There are stars whose radiance
Is visible on earth though they have long been extinct
There are people whose brilliance continues to light the world
Even though they are no longer among the living
These lights are particularly bright when the night is dark
They light the way for humankind.
. . . . Hannah Senesh
Tony Lee, 72, passed away 11/12/20 at his home in Seattle, WA, due to complications of ALS. Tony was born February 12, 1948, in Swatow, China. He was the ninth of ten children born to Chang Pei Yu Lee (mother) and Wai Lee (father). The family fled to Hong Kong in 1949 during the Communist takeover of China. His family scraped together enough money to emigrate to Sao Paolo, Brazil, in 1953-54. Tony and his family learned to speak Portuguese as the children attended public school and played with the children of their neighborhood in the streets of Sao Paolo. At that time, the US imposed quotas on Chinese immigrants so they were unable to emigrate directly to the United States. Tony came to Seattle in 1959 with his brother Joe and sister Cecilia. They lived with their big sister Anna and brother-in-law Mike Chen, who was an engineer at Boeing. Tony had studied English for only one year when he entered Hamilton Middle School in Seattle’s Wallingford neighborhood. He loved to play basketball and tennis with his friends at Hamilton and Lincoln High School, friends he has to this day. Tony graduated Lincoln High in 1965 and was awarded a full scholarship to Harvard. He moved to the Harvard dorms in Boston and started freshman year as a math major but later changed to political science. At Harvard Tony met three of his dearest and life long friends Larry, Hsiung and Chris. The four roomed together in Lowell House and for many, many years thereafter, they shared stories of their time at Harvard.
After graduation from Harvard in 1969, Tony returned home to Seattle and was accepted to the University of Washington School of Law. He had clerked for a legislative committee in Olympia and it is there he got his first taste of policy and advocacy. Upon graduation from law school, Tony went to work for Evergreen Legal Services representing people in their cases for state benefits against DSHS. Tony was asked by the director of ELS to lobby in Olympia on behalf of the clients he and other attorneys in his office were representing. Tony accepted this position and hit his stride.

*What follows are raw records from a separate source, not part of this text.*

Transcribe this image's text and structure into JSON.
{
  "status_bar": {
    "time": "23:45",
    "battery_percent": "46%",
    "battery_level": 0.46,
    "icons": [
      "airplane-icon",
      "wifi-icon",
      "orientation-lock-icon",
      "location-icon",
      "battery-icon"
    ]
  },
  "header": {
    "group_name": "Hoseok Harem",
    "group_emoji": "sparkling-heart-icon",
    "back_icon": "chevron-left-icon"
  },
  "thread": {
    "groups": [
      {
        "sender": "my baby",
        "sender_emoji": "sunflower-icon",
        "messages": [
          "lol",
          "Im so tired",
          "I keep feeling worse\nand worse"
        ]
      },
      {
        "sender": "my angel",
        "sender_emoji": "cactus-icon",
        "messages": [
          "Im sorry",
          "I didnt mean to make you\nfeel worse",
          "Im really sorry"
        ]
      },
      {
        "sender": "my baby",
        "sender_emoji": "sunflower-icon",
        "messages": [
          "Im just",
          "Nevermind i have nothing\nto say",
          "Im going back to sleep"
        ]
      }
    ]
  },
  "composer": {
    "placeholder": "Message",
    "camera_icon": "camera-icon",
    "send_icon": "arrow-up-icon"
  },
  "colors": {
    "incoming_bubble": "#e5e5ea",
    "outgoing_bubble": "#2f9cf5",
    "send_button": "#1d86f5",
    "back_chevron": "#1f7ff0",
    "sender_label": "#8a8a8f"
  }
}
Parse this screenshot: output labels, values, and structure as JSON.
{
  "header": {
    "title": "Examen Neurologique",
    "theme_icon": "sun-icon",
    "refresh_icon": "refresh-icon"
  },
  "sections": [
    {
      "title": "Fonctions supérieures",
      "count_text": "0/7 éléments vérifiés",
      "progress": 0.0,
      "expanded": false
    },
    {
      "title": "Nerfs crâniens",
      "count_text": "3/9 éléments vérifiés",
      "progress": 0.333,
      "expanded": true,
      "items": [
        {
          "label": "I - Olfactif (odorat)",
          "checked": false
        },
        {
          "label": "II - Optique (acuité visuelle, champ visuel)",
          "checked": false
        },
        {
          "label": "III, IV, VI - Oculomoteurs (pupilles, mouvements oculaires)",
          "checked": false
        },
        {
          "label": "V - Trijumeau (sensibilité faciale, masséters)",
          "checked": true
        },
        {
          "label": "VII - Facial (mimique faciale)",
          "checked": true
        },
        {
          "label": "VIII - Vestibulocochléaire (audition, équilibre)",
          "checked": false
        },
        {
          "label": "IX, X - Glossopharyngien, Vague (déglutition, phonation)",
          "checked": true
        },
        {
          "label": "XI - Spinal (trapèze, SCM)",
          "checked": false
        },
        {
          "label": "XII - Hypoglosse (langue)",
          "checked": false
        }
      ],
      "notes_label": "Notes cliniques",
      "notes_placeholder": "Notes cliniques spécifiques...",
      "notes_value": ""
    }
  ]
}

It wasn’t long before Tony became a beloved and trusted champion and advocate of low-income people in the state legislature. He went on to work 40+ years as an advocate on policies and legislation related to social justice for all Washingtonians, particularly low-income residents on Medicaid, TANF and ABD/HEN, Asian Pacific Islanders, immigrants, prisoners and previously incarcerated people, farmworkers, K-12 education equity, jobs initiatives, housing and many, many other issues in the City of Seattle, King County and State of Washington. Tony always devoted his time and attention to those most in need and he never tired of the work. He was generous, brilliant, energetic, charismatic, fiercely loyal and devoted to those he worked for, and his family and friends. Tony has worked with and won the admiration of hundreds of young people developing their careers in the field of service to others. He worked with hundreds of colleagues and humbly took his place on boards and committees, always willing to share his knowledge and skills but never seeking attention for himself. Tony won numerous awards for his leadership on social justice and accepted them with great humility, always stating the team effort involved and how grateful he was to his coworkers and family.
Tony had a beautiful, roaring laugh that was heard often and he will be forever remembered for that, as well as all of his good works. Tony enjoyed fine food, music and travel but also loved being at home with family. He loved large family gatherings and meals and always invited new people into the fold.
Tony was a hero and a champion for social justice his entire life. The loss of his life to ALS was extremely difficult for him and the hundreds of thousands of people who love him. Many, many people, for generations to come, during their working day, will ask themselves before making a decision, “what would Tony do?” Although we no longer hear Tony’s laugh, we encourage everyone from the halls of Olympia to the homes and communities in which he worked, to recall and remember. It will bring joy to your heart.
Tony was preceded in death by his parents Chang Pei Yu Lee and Wai Lee, his sisters Anna Chen, Lucy Lee, Theresa Lee and Magdalene Lee, and his mother-in-law Pokow Chun.
He is survived by his wife Angela Bartels, his son Christopher Lee (Sharon Lee), his step-daughter Anna Bartels of Seattle, WA, his siblings Joseph Lee of Bellevue, WA (Wei Lee), Mary Lee Stanzl and Cecilia Lee of Seattle, Bernadette Shih (Bill Shih) and Marie Pang (Tom Pang) of California. Tony is also survived by numerous nieces and nephews and extended family members. Please consider making a memorial to Tony by contributing to the Statewide Poverty Action Network at povertyaction.org, and Social Justice Fund Northwest at socialjusticefund.org.